(Excerpts from a dataset)

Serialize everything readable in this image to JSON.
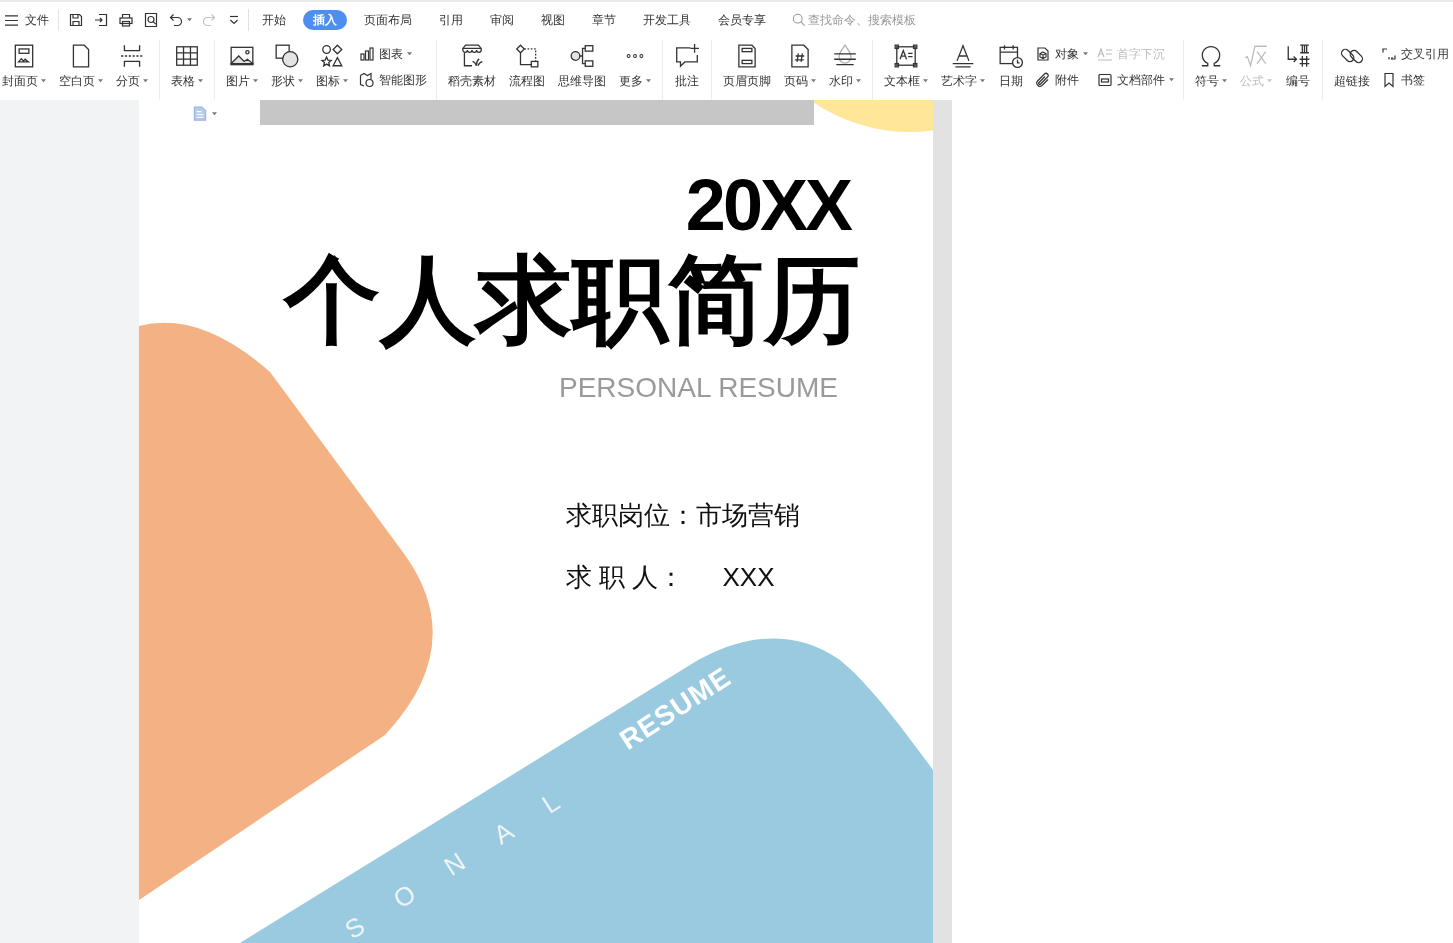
{
  "toolbar": {
    "menu_label": "文件",
    "quick_access": [
      {
        "kind": "save",
        "has_menu": false,
        "disabled": false
      },
      {
        "kind": "export",
        "has_menu": false,
        "disabled": false
      },
      {
        "kind": "print",
        "has_menu": false,
        "disabled": false
      },
      {
        "kind": "preview",
        "has_menu": false,
        "disabled": false
      },
      {
        "kind": "undo",
        "has_menu": true,
        "disabled": false
      },
      {
        "kind": "redo",
        "has_menu": false,
        "disabled": true
      },
      {
        "kind": "customize",
        "has_menu": false,
        "disabled": false
      }
    ],
    "tabs": [
      {
        "label": "开始",
        "selected": false
      },
      {
        "label": "插入",
        "selected": true
      },
      {
        "label": "页面布局",
        "selected": false
      },
      {
        "label": "引用",
        "selected": false
      },
      {
        "label": "审阅",
        "selected": false
      },
      {
        "label": "视图",
        "selected": false
      },
      {
        "label": "章节",
        "selected": false
      },
      {
        "label": "开发工具",
        "selected": false
      },
      {
        "label": "会员专享",
        "selected": false
      }
    ],
    "search": {
      "placeholder": "查找命令、搜索模板"
    }
  },
  "ribbon": {
    "groups": [
      {
        "items": [
          {
            "kind": "large",
            "label": "封面页",
            "has_menu": true,
            "disabled": false
          },
          {
            "kind": "large",
            "label": "空白页",
            "has_menu": true,
            "disabled": false
          },
          {
            "kind": "large",
            "label": "分页",
            "has_menu": true,
            "disabled": false
          }
        ]
      },
      {
        "items": [
          {
            "kind": "large",
            "label": "表格",
            "has_menu": true,
            "disabled": false
          }
        ]
      },
      {
        "items": [
          {
            "kind": "large",
            "label": "图片",
            "has_menu": true,
            "disabled": false
          },
          {
            "kind": "large",
            "label": "形状",
            "has_menu": true,
            "disabled": false
          },
          {
            "kind": "large",
            "label": "图标",
            "has_menu": true,
            "disabled": false
          },
          {
            "kind": "stack",
            "entries": [
              {
                "label": "图表",
                "has_menu": true,
                "disabled": false
              },
              {
                "label": "智能图形",
                "has_menu": false,
                "disabled": false
              }
            ]
          }
        ]
      },
      {
        "items": [
          {
            "kind": "large",
            "label": "稻壳素材",
            "has_menu": false,
            "disabled": false
          },
          {
            "kind": "large",
            "label": "流程图",
            "has_menu": false,
            "disabled": false
          },
          {
            "kind": "large",
            "label": "思维导图",
            "has_menu": false,
            "disabled": false
          },
          {
            "kind": "large",
            "label": "更多",
            "has_menu": true,
            "disabled": false
          }
        ]
      },
      {
        "items": [
          {
            "kind": "large",
            "label": "批注",
            "has_menu": false,
            "disabled": false
          }
        ]
      },
      {
        "items": [
          {
            "kind": "large",
            "label": "页眉页脚",
            "has_menu": false,
            "disabled": false
          },
          {
            "kind": "large",
            "label": "页码",
            "has_menu": true,
            "disabled": false
          },
          {
            "kind": "large",
            "label": "水印",
            "has_menu": true,
            "disabled": false
          }
        ]
      },
      {
        "items": [
          {
            "kind": "large",
            "label": "文本框",
            "has_menu": true,
            "disabled": false
          },
          {
            "kind": "large",
            "label": "艺术字",
            "has_menu": true,
            "disabled": false
          },
          {
            "kind": "large",
            "label": "日期",
            "has_menu": false,
            "disabled": false
          },
          {
            "kind": "stack",
            "entries": [
              {
                "label": "对象",
                "has_menu": true,
                "disabled": false
              },
              {
                "label": "附件",
                "has_menu": false,
                "disabled": false
              }
            ]
          },
          {
            "kind": "stack",
            "entries": [
              {
                "label": "首字下沉",
                "has_menu": false,
                "disabled": true
              },
              {
                "label": "文档部件",
                "has_menu": true,
                "disabled": false
              }
            ]
          }
        ]
      },
      {
        "items": [
          {
            "kind": "large",
            "label": "符号",
            "has_menu": true,
            "disabled": false
          },
          {
            "kind": "large",
            "label": "公式",
            "has_menu": true,
            "disabled": true
          },
          {
            "kind": "large",
            "label": "编号",
            "has_menu": false,
            "disabled": false
          }
        ]
      },
      {
        "items": [
          {
            "kind": "large",
            "label": "超链接",
            "has_menu": false,
            "disabled": false
          },
          {
            "kind": "stack",
            "entries": [
              {
                "label": "交叉引用",
                "has_menu": false,
                "disabled": false
              },
              {
                "label": "书签",
                "has_menu": false,
                "disabled": false
              }
            ]
          }
        ]
      }
    ]
  },
  "document": {
    "year": "20XX",
    "title": "个人求职简历",
    "subtitle": "PERSONAL RESUME",
    "position_line": "求职岗位：市场营销",
    "applicant": {
      "label": "求 职 人：",
      "value": "XXX"
    },
    "diagonal_bold": "RESUME",
    "diagonal_spaced": "SONAL"
  }
}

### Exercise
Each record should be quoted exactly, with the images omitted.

### Task response
Serialize everything readable in this image to JSON.
{
  "toolbar": {
    "menu_label": "文件",
    "quick_access": [
      {
        "kind": "save",
        "has_menu": false,
        "disabled": false
      },
      {
        "kind": "export",
        "has_menu": false,
        "disabled": false
      },
      {
        "kind": "print",
        "has_menu": false,
        "disabled": false
      },
      {
        "kind": "preview",
        "has_menu": false,
        "disabled": false
      },
      {
        "kind": "undo",
        "has_menu": true,
        "disabled": false
      },
      {
        "kind": "redo",
        "has_menu": false,
        "disabled": true
      },
      {
        "kind": "customize",
        "has_menu": false,
        "disabled": false
      }
    ],
    "tabs": [
      {
        "label": "开始",
        "selected": false
      },
      {
        "label": "插入",
        "selected": true
      },
      {
        "label": "页面布局",
        "selected": false
      },
      {
        "label": "引用",
        "selected": false
      },
      {
        "label": "审阅",
        "selected": false
      },
      {
        "label": "视图",
        "selected": false
      },
      {
        "label": "章节",
        "selected": false
      },
      {
        "label": "开发工具",
        "selected": false
      },
      {
        "label": "会员专享",
        "selected": false
      }
    ],
    "search": {
      "placeholder": "查找命令、搜索模板"
    }
  },
  "ribbon": {
    "groups": [
      {
        "items": [
          {
            "kind": "large",
            "label": "封面页",
            "has_menu": true,
            "disabled": false
          },
          {
            "kind": "large",
            "label": "空白页",
            "has_menu": true,
            "disabled": false
          },
          {
            "kind": "large",
            "label": "分页",
            "has_menu": true,
            "disabled": false
          }
        ]
      },
      {
        "items": [
          {
            "kind": "large",
            "label": "表格",
            "has_menu": true,
            "disabled": false
          }
        ]
      },
      {
        "items": [
          {
            "kind": "large",
            "label": "图片",
            "has_menu": true,
            "disabled": false
          },
          {
            "kind": "large",
            "label": "形状",
            "has_menu": true,
            "disabled": false
          },
          {
            "kind": "large",
            "label": "图标",
            "has_menu": true,
            "disabled": false
          },
          {
            "kind": "stack",
            "entries": [
              {
                "label": "图表",
                "has_menu": true,
                "disabled": false
              },
              {
                "label": "智能图形",
                "has_menu": false,
                "disabled": false
              }
            ]
          }
        ]
      },
      {
        "items": [
          {
            "kind": "large",
            "label": "稻壳素材",
            "has_menu": false,
            "disabled": false
          },
          {
            "kind": "large",
            "label": "流程图",
            "has_menu": false,
            "disabled": false
          },
          {
            "kind": "large",
            "label": "思维导图",
            "has_menu": false,
            "disabled": false
          },
          {
            "kind": "large",
            "label": "更多",
            "has_menu": true,
            "disabled": false
          }
        ]
      },
      {
        "items": [
          {
            "kind": "large",
            "label": "批注",
            "has_menu": false,
            "disabled": false
          }
        ]
      },
      {
        "items": [
          {
            "kind": "large",
            "label": "页眉页脚",
            "has_menu": false,
            "disabled": false
          },
          {
            "kind": "large",
            "label": "页码",
            "has_menu": true,
            "disabled": false
          },
          {
            "kind": "large",
            "label": "水印",
            "has_menu": true,
            "disabled": false
          }
        ]
      },
      {
        "items": [
          {
            "kind": "large",
            "label": "文本框",
            "has_menu": true,
            "disabled": false
          },
          {
            "kind": "large",
            "label": "艺术字",
            "has_menu": true,
            "disabled": false
          },
          {
            "kind": "large",
            "label": "日期",
            "has_menu": false,
            "disabled": false
          },
          {
            "kind": "stack",
            "entries": [
              {
                "label": "对象",
                "has_menu": true,
                "disabled": false
              },
              {
                "label": "附件",
                "has_menu": false,
                "disabled": false
              }
            ]
          },
          {
            "kind": "stack",
            "entries": [
              {
                "label": "首字下沉",
                "has_menu": false,
                "disabled": true
              },
              {
                "label": "文档部件",
                "has_menu": true,
                "disabled": false
              }
            ]
          }
        ]
      },
      {
        "items": [
          {
            "kind": "large",
            "label": "符号",
            "has_menu": true,
            "disabled": false
          },
          {
            "kind": "large",
            "label": "公式",
            "has_menu": true,
            "disabled": true
          },
          {
            "kind": "large",
            "label": "编号",
            "has_menu": false,
            "disabled": false
          }
        ]
      },
      {
        "items": [
          {
            "kind": "large",
            "label": "超链接",
            "has_menu": false,
            "disabled": false
          },
          {
            "kind": "stack",
            "entries": [
              {
                "label": "交叉引用",
                "has_menu": false,
                "disabled": false
              },
              {
                "label": "书签",
                "has_menu": false,
                "disabled": false
              }
            ]
          }
        ]
      }
    ]
  },
  "document": {
    "year": "20XX",
    "title": "个人求职简历",
    "subtitle": "PERSONAL RESUME",
    "position_line": "求职岗位：市场营销",
    "applicant": {
      "label": "求 职 人：",
      "value": "XXX"
    },
    "diagonal_bold": "RESUME",
    "diagonal_spaced": "SONAL"
  }
}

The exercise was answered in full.